EXTRACTED RECORDS ->
______________________________
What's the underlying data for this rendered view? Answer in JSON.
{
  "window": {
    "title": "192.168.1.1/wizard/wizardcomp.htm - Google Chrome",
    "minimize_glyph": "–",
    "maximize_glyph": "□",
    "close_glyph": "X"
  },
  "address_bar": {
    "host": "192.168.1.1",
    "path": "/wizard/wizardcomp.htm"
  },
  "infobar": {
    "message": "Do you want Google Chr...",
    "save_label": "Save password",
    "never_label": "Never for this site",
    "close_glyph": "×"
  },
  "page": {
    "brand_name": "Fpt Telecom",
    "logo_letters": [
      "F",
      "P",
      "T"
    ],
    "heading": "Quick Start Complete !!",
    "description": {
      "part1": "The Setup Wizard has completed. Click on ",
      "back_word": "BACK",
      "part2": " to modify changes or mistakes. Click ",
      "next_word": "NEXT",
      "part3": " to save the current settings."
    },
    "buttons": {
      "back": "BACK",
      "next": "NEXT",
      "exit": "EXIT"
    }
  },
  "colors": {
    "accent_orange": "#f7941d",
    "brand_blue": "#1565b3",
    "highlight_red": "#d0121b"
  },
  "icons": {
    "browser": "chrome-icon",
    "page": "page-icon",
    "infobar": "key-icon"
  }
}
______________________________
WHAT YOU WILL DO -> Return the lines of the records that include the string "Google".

SOLVED PROBLEM ->
    "title": "192.168.1.1/wizard/wizardcomp.htm - Google Chrome",
    "message": "Do you want Google Chr...",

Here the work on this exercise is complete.